Winnebago State Hospital

Construction of the Winnebago State Hospital Kirkbride began just outside of Oshkosh, Wisconsin in 1871. The institution was placed on the shore of Lake Winnebago. It began taking patients in 1873 when it opened as the Northern Hospital for the Insane. Construction of the Kirkbride was completed in 1875. Stephen Vaughn Shipman was its architect.

According to a collection of historical anecdotes, from the beginning superintendent Dr. Walter Kempster studied physical changes in the brain as a possible cause for mental illness. (See 125 Years on Asylum Bay.) Also of interest, the would-be assassin of President Theodore Roosevelt, John Schrank, spent time at Winnebago after shooting Roosevelt in Milwaukee in 1912.

The Kirkbride was demolished some time in the twentieth century, but the hospital continues as the Winnebago Mental Health Institute. On the hospital grounds can be found the Julaine Farrow Museum, named after a hospital nurse and author of a history of the institution. The museum is located in the former hospital superintendent's home. More information can be found on the museum's web site.
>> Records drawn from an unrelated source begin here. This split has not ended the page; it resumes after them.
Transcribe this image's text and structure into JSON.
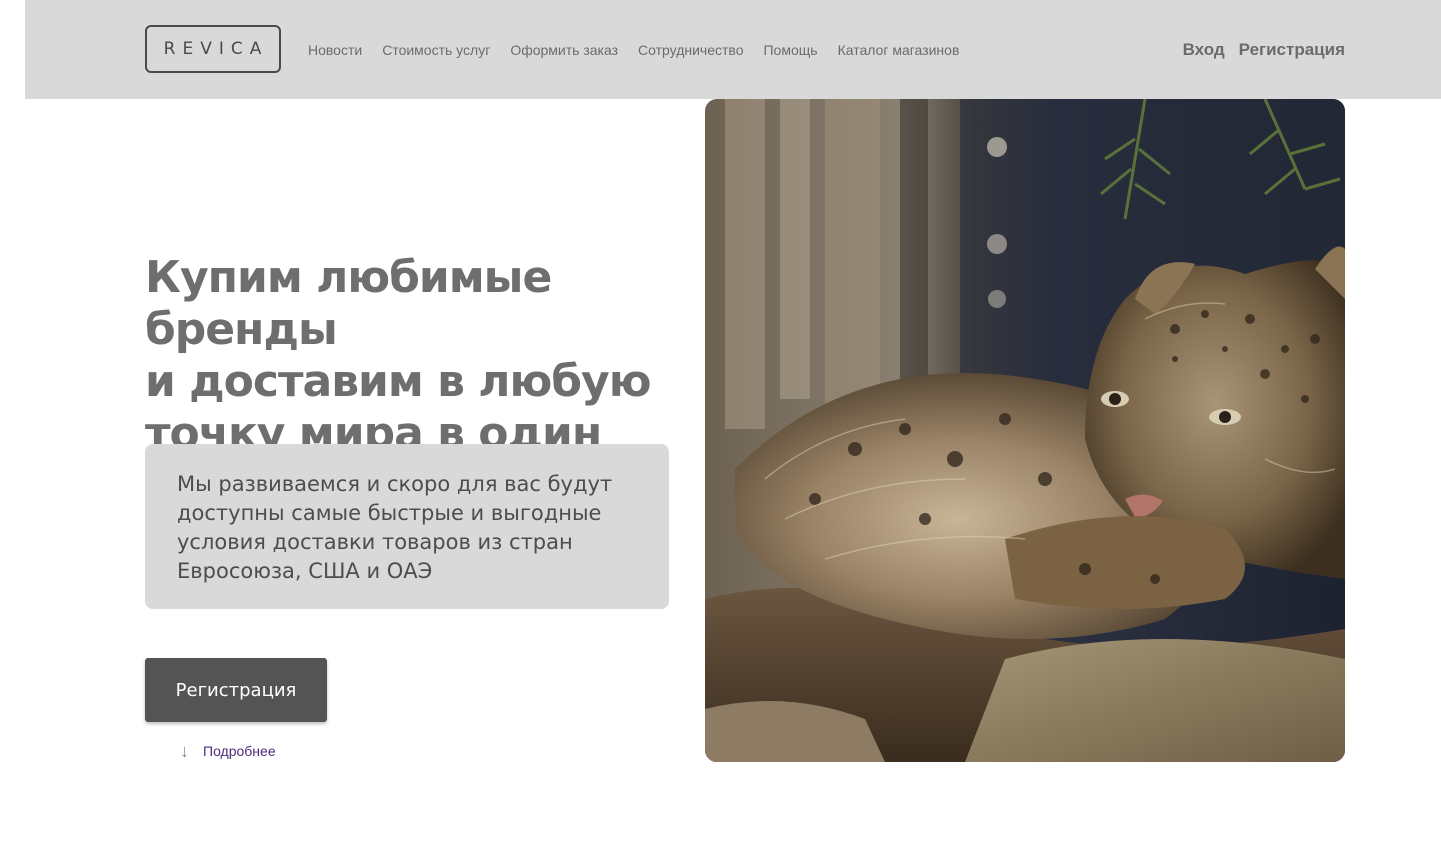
{
  "header": {
    "logo": "REVICA",
    "nav": [
      {
        "label": "Новости"
      },
      {
        "label": "Стоимость услуг"
      },
      {
        "label": "Оформить заказ"
      },
      {
        "label": "Сотрудничество"
      },
      {
        "label": "Помощь"
      },
      {
        "label": "Каталог магазинов"
      }
    ],
    "login_label": "Вход",
    "register_label": "Регистрация"
  },
  "hero": {
    "title_lines": [
      "Купим любимые бренды",
      "и доставим в любую",
      "точку мира в один клик"
    ],
    "info_text": "Мы развиваемся и скоро для вас будут доступны самые быстрые и выгодные условия доставки товаров из стран Евросоюза, США и ОАЭ",
    "register_button": "Регистрация",
    "more_arrow": "↓",
    "more_label": "Подробнее"
  },
  "colors": {
    "header_bg": "#d9d9d9",
    "text": "#6e6e6e",
    "button_bg": "#545454",
    "link": "#4b2c7a"
  },
  "icons": {
    "more_arrow": "arrow-down-icon"
  }
}
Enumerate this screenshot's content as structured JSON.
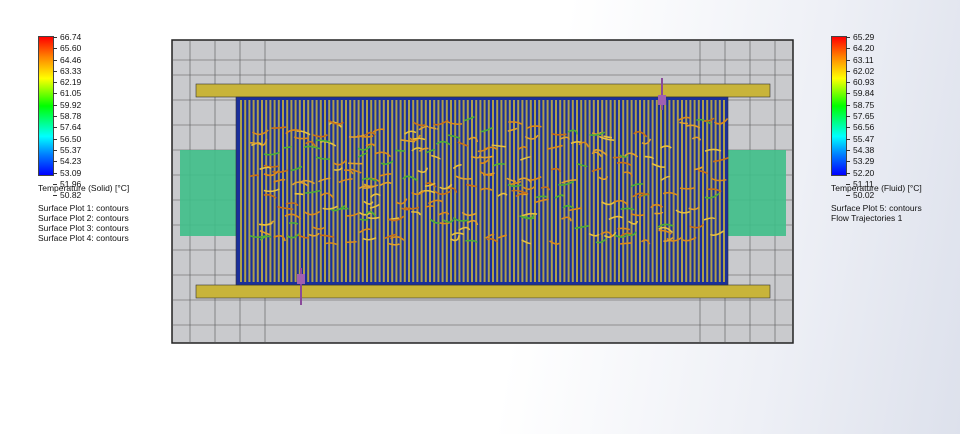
{
  "legend_solid": {
    "ticks": [
      "66.74",
      "65.60",
      "64.46",
      "63.33",
      "62.19",
      "61.05",
      "59.92",
      "58.78",
      "57.64",
      "56.50",
      "55.37",
      "54.23",
      "53.09",
      "51.96",
      "50.82"
    ],
    "caption": "Temperature (Solid) [°C]",
    "plots": [
      "Surface Plot 1: contours",
      "Surface Plot 2: contours",
      "Surface Plot 3: contours",
      "Surface Plot 4: contours"
    ]
  },
  "legend_fluid": {
    "ticks": [
      "65.29",
      "64.20",
      "63.11",
      "62.02",
      "60.93",
      "59.84",
      "58.75",
      "57.65",
      "56.56",
      "55.47",
      "54.38",
      "53.29",
      "52.20",
      "51.11",
      "50.02"
    ],
    "caption": "Temperature (Fluid) [°C]",
    "plots": [
      "Surface Plot 5: contours",
      "Flow Trajectories 1"
    ]
  }
}
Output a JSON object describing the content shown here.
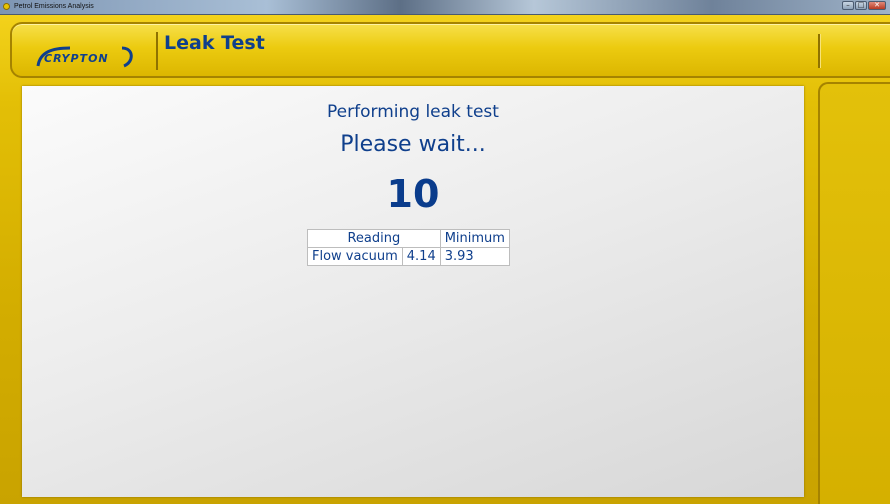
{
  "window": {
    "title": "Petrol Emissions Analysis",
    "controls": {
      "minimize": "–",
      "maximize": "□",
      "close": "✕"
    }
  },
  "header": {
    "logo_text": "CRYPTON",
    "title": "Leak Test"
  },
  "main": {
    "status_line_1": "Performing leak test",
    "status_line_2": "Please wait...",
    "countdown": "10",
    "table": {
      "headers": [
        "Reading",
        "Minimum"
      ],
      "rows": [
        {
          "label": "Flow vacuum",
          "reading": "4.14",
          "minimum": "3.93"
        }
      ]
    }
  },
  "colors": {
    "frame_yellow": "#e3bf06",
    "title_blue": "#0f3f8c",
    "panel_grey": "#e6e6e6"
  }
}
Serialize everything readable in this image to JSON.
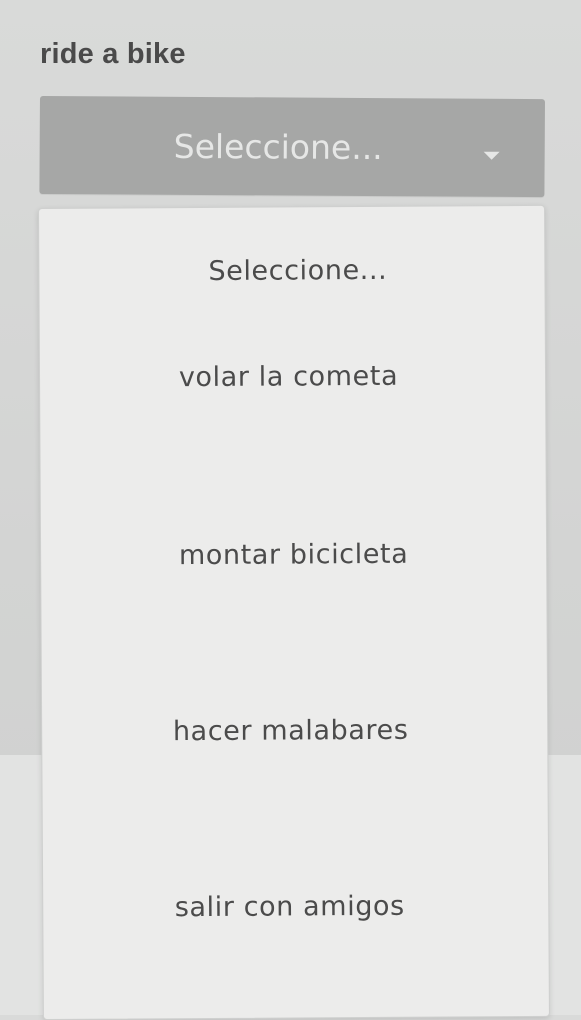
{
  "question": {
    "label": "ride a bike"
  },
  "select": {
    "value": "Seleccione...",
    "caret_icon": "chevron-down-icon"
  },
  "dropdown": {
    "options": [
      "Seleccione...",
      "volar la cometa",
      "montar bicicleta",
      "hacer malabares",
      "salir con amigos"
    ]
  },
  "colors": {
    "select_background": "#a6a7a6",
    "select_text": "#e6e7e6",
    "menu_background": "#ececeb",
    "option_text": "#4b4b4b",
    "label_text": "#4a4a4a"
  }
}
Other names for this hospital:

  • Northern Asylum for the Insane
  • Winnebago Mental Health Institute